Category: 

How Do I Choose the Best Broccoli Romanesco?

Article Details
  • Written By: G. D. Palmer
  • Edited By: E. E. Hubbard
  • Last Modified Date: 03 September 2016
  • Copyright Protected:
    2003-2016
    Conjecture Corporation
  • Print this Article
Free Widgets for your Site/Blog
The U.S. Coast Guard led the evacuation of more than 500,000 people from Lower Manhattan on 11 September 2001.  more...

September 27 ,  1940 :  The World War II Axis powers formed with the signing of the Tripartite Pact.  more...

Broccoli Romanesco is actually a type of cauliflower, and goes by several other names. This light green vegetable grows in a fractal pattern, and is an unusual sight in most markets. The best Broccoli Romanesco is brightly colored and firm to the touch, with a mild, nutty flavor. You can store this vegetable for short periods in the refrigerator, but should eat it quickly. Romanesco does well raw, lightly steamed, or roasted, but should never be overcooked.

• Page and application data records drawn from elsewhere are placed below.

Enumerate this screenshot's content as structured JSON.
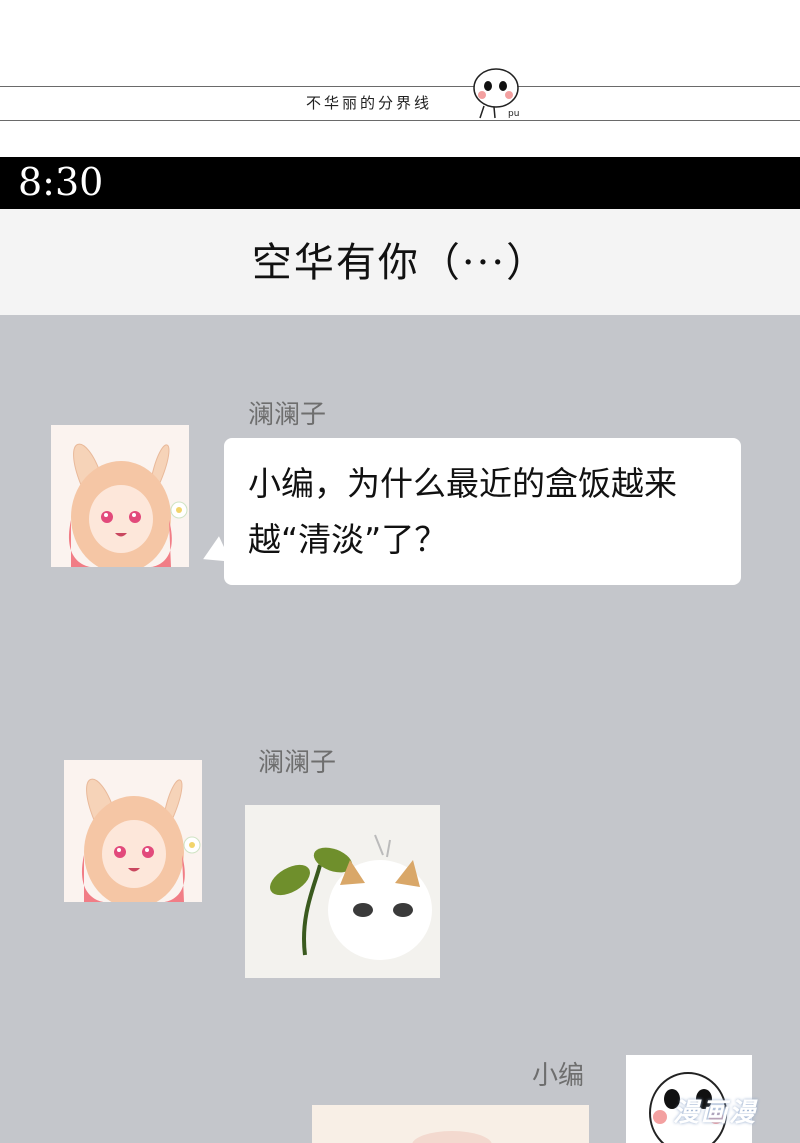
{
  "divider": {
    "text": "不华丽的分界线",
    "face_label": "pu"
  },
  "status_bar": {
    "time": "8:30"
  },
  "chat": {
    "title": "空华有你（···）"
  },
  "messages": [
    {
      "sender": "澜澜子",
      "type": "text",
      "text": "小编，为什么最近的盒饭越来越“清淡”了？"
    },
    {
      "sender": "澜澜子",
      "type": "sticker",
      "sticker": "sprout-cat-sticker"
    },
    {
      "sender": "小编",
      "type": "image",
      "sticker": "partial-image"
    }
  ],
  "watermark": {
    "text": "漫画漫"
  },
  "colors": {
    "chat_bg": "#c4c6cb",
    "header_bg": "#f4f4f4",
    "status_bg": "#000000",
    "bubble_bg": "#ffffff"
  }
}
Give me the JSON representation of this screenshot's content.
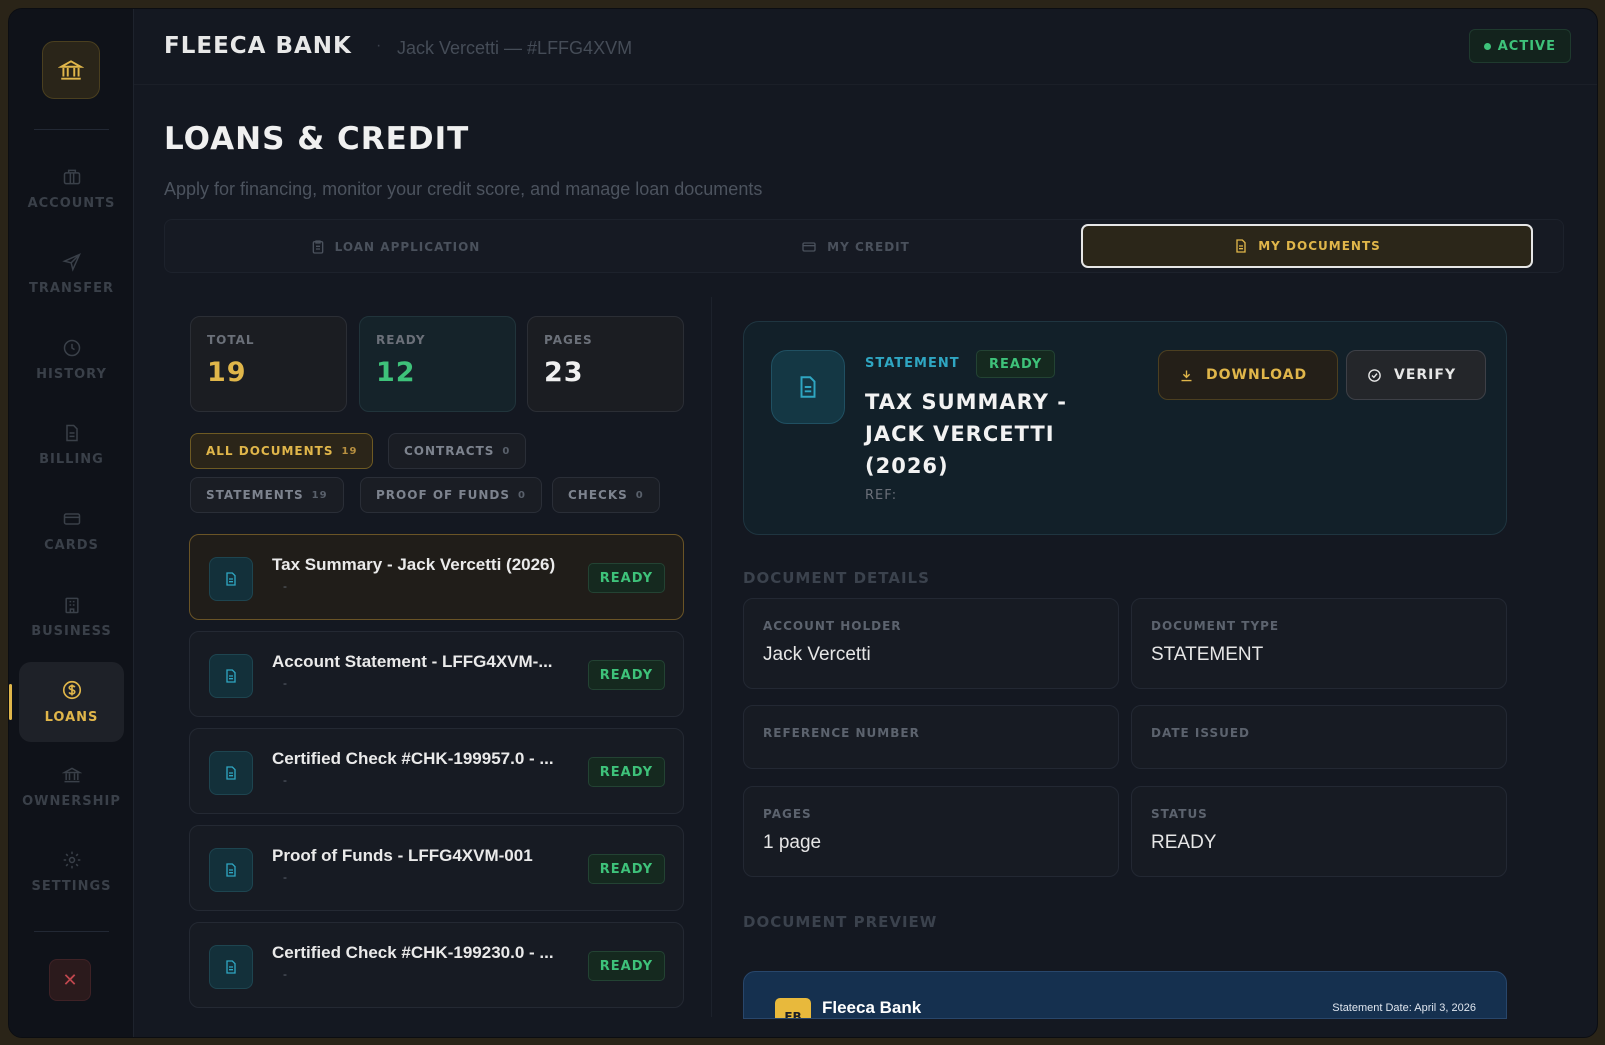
{
  "header": {
    "bank_name": "FLEECA BANK",
    "separator": "·",
    "user_info": "Jack Vercetti — #LFFG4XVM",
    "status": "ACTIVE"
  },
  "sidebar": {
    "items": [
      {
        "label": "ACCOUNTS",
        "icon": "briefcase-icon"
      },
      {
        "label": "TRANSFER",
        "icon": "send-icon"
      },
      {
        "label": "HISTORY",
        "icon": "clock-icon"
      },
      {
        "label": "BILLING",
        "icon": "file-icon"
      },
      {
        "label": "CARDS",
        "icon": "card-icon"
      },
      {
        "label": "BUSINESS",
        "icon": "building-icon"
      },
      {
        "label": "LOANS",
        "icon": "dollar-circle-icon",
        "active": true
      },
      {
        "label": "OWNERSHIP",
        "icon": "bank-icon"
      },
      {
        "label": "SETTINGS",
        "icon": "gear-icon"
      }
    ],
    "close_glyph": "✕"
  },
  "page": {
    "title": "LOANS & CREDIT",
    "subtitle": "Apply for financing, monitor your credit score, and manage loan documents"
  },
  "tabs": [
    {
      "label": "LOAN APPLICATION",
      "icon": "clipboard-icon"
    },
    {
      "label": "MY CREDIT",
      "icon": "card-icon"
    },
    {
      "label": "MY DOCUMENTS",
      "icon": "document-icon",
      "active": true
    }
  ],
  "stats": [
    {
      "label": "TOTAL",
      "value": "19",
      "color": "#e0b64a"
    },
    {
      "label": "READY",
      "value": "12",
      "color": "#3ec27a"
    },
    {
      "label": "PAGES",
      "value": "23",
      "color": "#f0f0f0"
    }
  ],
  "filters": [
    {
      "label": "ALL DOCUMENTS",
      "count": "19",
      "active": true
    },
    {
      "label": "CONTRACTS",
      "count": "0"
    },
    {
      "label": "STATEMENTS",
      "count": "19"
    },
    {
      "label": "PROOF OF FUNDS",
      "count": "0"
    },
    {
      "label": "CHECKS",
      "count": "0"
    }
  ],
  "documents": [
    {
      "title": "Tax Summary - Jack Vercetti (2026)",
      "sub": "-",
      "status": "READY"
    },
    {
      "title": "Account Statement - LFFG4XVM-...",
      "sub": "-",
      "status": "READY"
    },
    {
      "title": "Certified Check #CHK-199957.0 - ...",
      "sub": "-",
      "status": "READY"
    },
    {
      "title": "Proof of Funds - LFFG4XVM-001",
      "sub": "-",
      "status": "READY"
    },
    {
      "title": "Certified Check #CHK-199230.0 - ...",
      "sub": "-",
      "status": "READY"
    }
  ],
  "detail": {
    "type": "STATEMENT",
    "status": "READY",
    "title": "TAX SUMMARY - JACK VERCETTI (2026)",
    "ref_label": "REF:",
    "download_label": "DOWNLOAD",
    "verify_label": "VERIFY"
  },
  "details_section": {
    "label": "DOCUMENT DETAILS",
    "fields": [
      {
        "label": "ACCOUNT HOLDER",
        "value": "Jack Vercetti"
      },
      {
        "label": "DOCUMENT TYPE",
        "value": "STATEMENT"
      },
      {
        "label": "REFERENCE NUMBER",
        "value": ""
      },
      {
        "label": "DATE ISSUED",
        "value": ""
      },
      {
        "label": "PAGES",
        "value": "1 page"
      },
      {
        "label": "STATUS",
        "value": "READY"
      }
    ]
  },
  "preview": {
    "label": "DOCUMENT PREVIEW",
    "badge": "FB",
    "bank": "Fleeca Bank",
    "date": "Statement Date: April 3, 2026"
  },
  "colors": {
    "accent": "#e0b64a",
    "success": "#3ec27a",
    "info": "#2fa6c2",
    "danger": "#c0474e"
  }
}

You may see Broccoli Romanesco listed as broccoflower, Romanesco cauliflower, or chou broccoli. Sold primarily as an exotic vegetable, Romanesco appears in the produce departments of upscale groceries and at local farmers' markets. It's a less popular crop than broccoli with a relatively short growing season, which makes it important to buy your it early in autumn or in late spring, but warm weather causes it to bolt and become bitter.

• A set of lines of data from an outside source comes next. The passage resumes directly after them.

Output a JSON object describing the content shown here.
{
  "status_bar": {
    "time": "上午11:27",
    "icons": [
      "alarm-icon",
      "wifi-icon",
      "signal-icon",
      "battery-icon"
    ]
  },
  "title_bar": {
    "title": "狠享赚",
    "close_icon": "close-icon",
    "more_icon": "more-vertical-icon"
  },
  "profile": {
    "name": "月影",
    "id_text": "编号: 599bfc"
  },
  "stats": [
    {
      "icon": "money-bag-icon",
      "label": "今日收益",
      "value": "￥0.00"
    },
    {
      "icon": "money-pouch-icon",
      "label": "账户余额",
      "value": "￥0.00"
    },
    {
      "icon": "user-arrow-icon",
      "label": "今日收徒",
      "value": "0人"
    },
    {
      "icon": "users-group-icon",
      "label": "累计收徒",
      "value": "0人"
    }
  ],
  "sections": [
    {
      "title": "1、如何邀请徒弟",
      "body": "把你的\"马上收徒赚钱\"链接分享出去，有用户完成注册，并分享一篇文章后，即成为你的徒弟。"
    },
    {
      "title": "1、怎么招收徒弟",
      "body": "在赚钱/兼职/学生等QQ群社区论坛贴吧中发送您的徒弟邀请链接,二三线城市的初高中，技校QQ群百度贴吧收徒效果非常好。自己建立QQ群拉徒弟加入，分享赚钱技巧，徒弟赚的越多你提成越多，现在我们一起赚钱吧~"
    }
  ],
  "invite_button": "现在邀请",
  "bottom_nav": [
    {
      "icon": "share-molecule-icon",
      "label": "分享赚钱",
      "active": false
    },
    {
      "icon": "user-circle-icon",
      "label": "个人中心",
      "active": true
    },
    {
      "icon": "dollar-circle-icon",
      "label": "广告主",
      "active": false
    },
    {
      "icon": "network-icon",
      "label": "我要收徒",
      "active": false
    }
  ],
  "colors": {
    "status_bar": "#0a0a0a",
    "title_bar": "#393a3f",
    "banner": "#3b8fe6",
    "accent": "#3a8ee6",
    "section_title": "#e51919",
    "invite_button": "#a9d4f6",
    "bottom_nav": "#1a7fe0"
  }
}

An ideal specimen is lime green in color, without discoloration, yellowish spots, or browning. The head, which is made up of many tiny flower buds, should be tightly packed and firm to the touch. Look for crisp leaves, a sign that the Broccoli Romanesco has been recently picked, and avoid heads that have been flattened or bruised through rough handling.

Ad

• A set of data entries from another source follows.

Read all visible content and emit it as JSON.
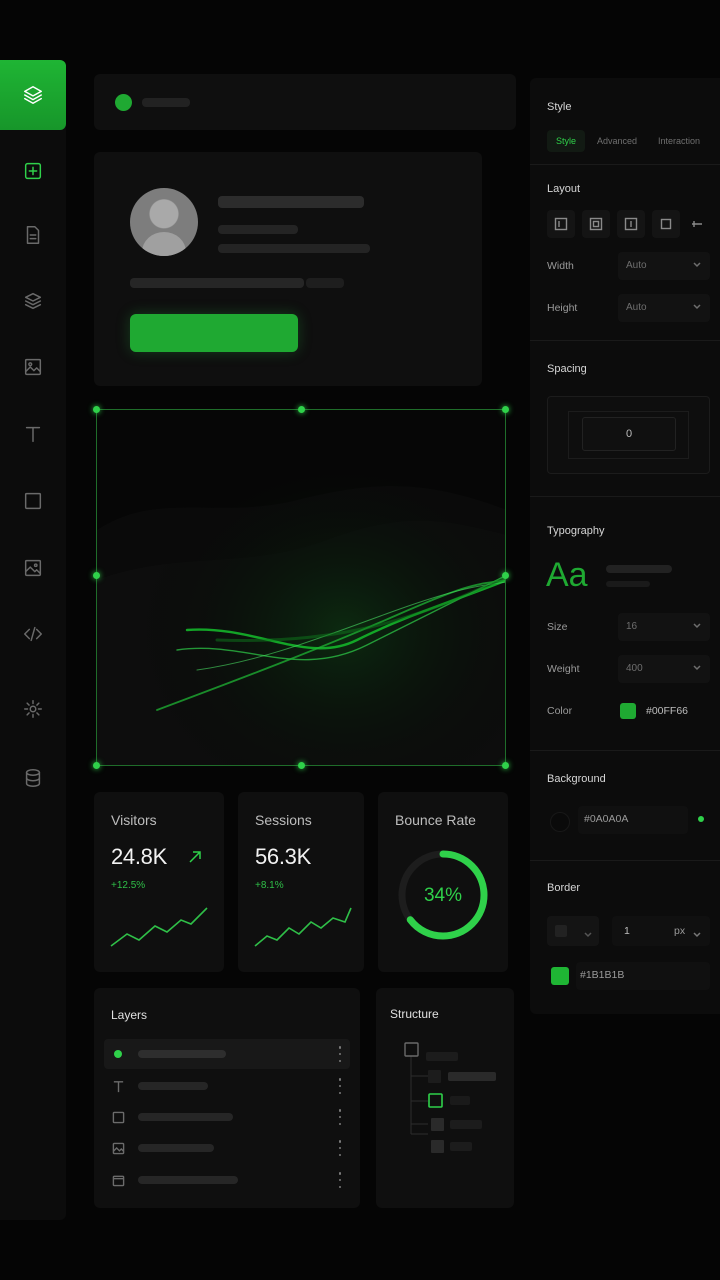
{
  "toolbar": {
    "tools": [
      "layers-stack-icon",
      "add-element-icon",
      "page-icon",
      "layers-icon",
      "image-icon",
      "text-icon",
      "box-icon",
      "media-icon",
      "code-icon",
      "settings-gear-icon",
      "database-icon"
    ],
    "active_tool": "layers-stack-icon"
  },
  "colors": {
    "accent": "#1FB534",
    "accent_bright": "#2FD14A",
    "background": "#050505",
    "panel": "#0F0F0F"
  },
  "stats": [
    {
      "label": "Visitors",
      "value": "24.8K",
      "delta": "+12.5%",
      "trend_icon": "arrow-up-right-icon"
    },
    {
      "label": "Sessions",
      "value": "56.3K",
      "delta": "+8.1%"
    },
    {
      "label": "Bounce Rate",
      "value": "34%",
      "progress": 0.34
    }
  ],
  "layers": {
    "title": "Layers",
    "items": [
      {
        "icon": "dot-icon",
        "selected": true
      },
      {
        "icon": "text-icon"
      },
      {
        "icon": "box-icon"
      },
      {
        "icon": "image-icon"
      },
      {
        "icon": "container-icon"
      }
    ]
  },
  "structure": {
    "title": "Structure"
  },
  "properties": {
    "header": "Style",
    "tabs": [
      "Style",
      "Advanced",
      "Interaction"
    ],
    "active_tab": "Style",
    "layout": {
      "title": "Layout",
      "width_label": "Width",
      "width_value": "Auto",
      "height_label": "Height",
      "height_value": "Auto"
    },
    "spacing": {
      "title": "Spacing",
      "value": "0"
    },
    "typography": {
      "title": "Typography",
      "preview": "Aa",
      "size_label": "Size",
      "size_value": "16",
      "weight_label": "Weight",
      "weight_value": "400",
      "color_label": "Color",
      "color_value": "#00FF66"
    },
    "background": {
      "title": "Background",
      "value": "#0A0A0A"
    },
    "border": {
      "title": "Border",
      "width": "1",
      "unit": "px",
      "color_value": "#1B1B1B"
    }
  }
}
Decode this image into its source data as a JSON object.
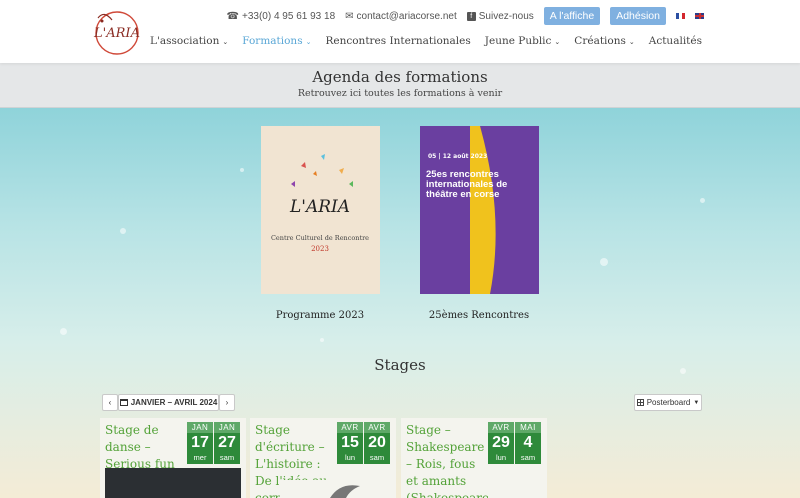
{
  "header": {
    "logo_text": "L'ARIA",
    "phone": "+33(0) 4 95 61 93 18",
    "email": "contact@ariacorse.net",
    "follow": "Suivez-nous",
    "btn_affiche": "A l'affiche",
    "btn_adhesion": "Adhésion",
    "nav": [
      {
        "label": "L'association",
        "dropdown": true
      },
      {
        "label": "Formations",
        "dropdown": true,
        "active": true
      },
      {
        "label": "Rencontres Internationales",
        "dropdown": false
      },
      {
        "label": "Jeune Public",
        "dropdown": true
      },
      {
        "label": "Créations",
        "dropdown": true
      },
      {
        "label": "Actualités",
        "dropdown": false
      }
    ]
  },
  "title": {
    "heading": "Agenda des formations",
    "subheading": "Retrouvez ici toutes les formations à venir"
  },
  "posters": [
    {
      "caption": "Programme 2023",
      "art_title": "L'ARIA",
      "art_sub": "Centre Culturel de Rencontre",
      "art_year": "2023"
    },
    {
      "caption": "25èmes Rencontres",
      "art_date": "05 | 12 août 2023",
      "art_title": "25es rencontres internationales de théâtre en corse"
    }
  ],
  "stages_title": "Stages",
  "toolbar": {
    "prev": "‹",
    "range": "JANVIER – AVRIL 2024",
    "next": "›",
    "view": "Posterboard"
  },
  "cards": [
    {
      "title": "Stage de danse – Serious fun",
      "dates": [
        {
          "m": "JAN",
          "d": "17",
          "w": "mer"
        },
        {
          "m": "JAN",
          "d": "27",
          "w": "sam"
        }
      ]
    },
    {
      "title": "Stage d'écriture – L'histoire : De l'idée au corps",
      "dates": [
        {
          "m": "AVR",
          "d": "15",
          "w": "lun"
        },
        {
          "m": "AVR",
          "d": "20",
          "w": "sam"
        }
      ]
    },
    {
      "title": "Stage – Shakespeare – Rois, fous et amants (Shakespeare – Kings, lunatics and lovers)",
      "dates": [
        {
          "m": "AVR",
          "d": "29",
          "w": "lun"
        },
        {
          "m": "MAI",
          "d": "4",
          "w": "sam"
        }
      ]
    }
  ],
  "colors": {
    "accent": "#5aa7d6",
    "button": "#7fb0e0",
    "green": "#2e8a3a",
    "title_green": "#53a238"
  }
}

Romanesco is relatively delicate compared to cauliflower and broccoli, and has a lighter flavor which does best with gentle cooking. This means that you should store it in the crisper section of your refrigerator for a few days at most. Always eat broccoli Romanesco before it loses its firmness. Romanesco heads that are past their prime can be used in soups and purees, but do not taste as fresh.

Cooking broccoli Romanesco is much like cooking cauliflower. This member of the Brassica family can be eaten raw or roasted with oil, or as part of a salad or vegetable platter. Other popular cooking methods include steaming and stir-frying with light seasonings. Unlike many other vegetables, Romanesco keeps its color after cooking, making it a good choice for adding interest to winter vegetable dishes. Avoid boiling or stewing Romanesco, as these cooking processes can produce a mushy, sulfurous product.

Ad

You might also Like

Recommended

Discuss this Article

Post your comments

Post Anonymously

Login

username
password
forgot password?

Register

username
password
confirm
email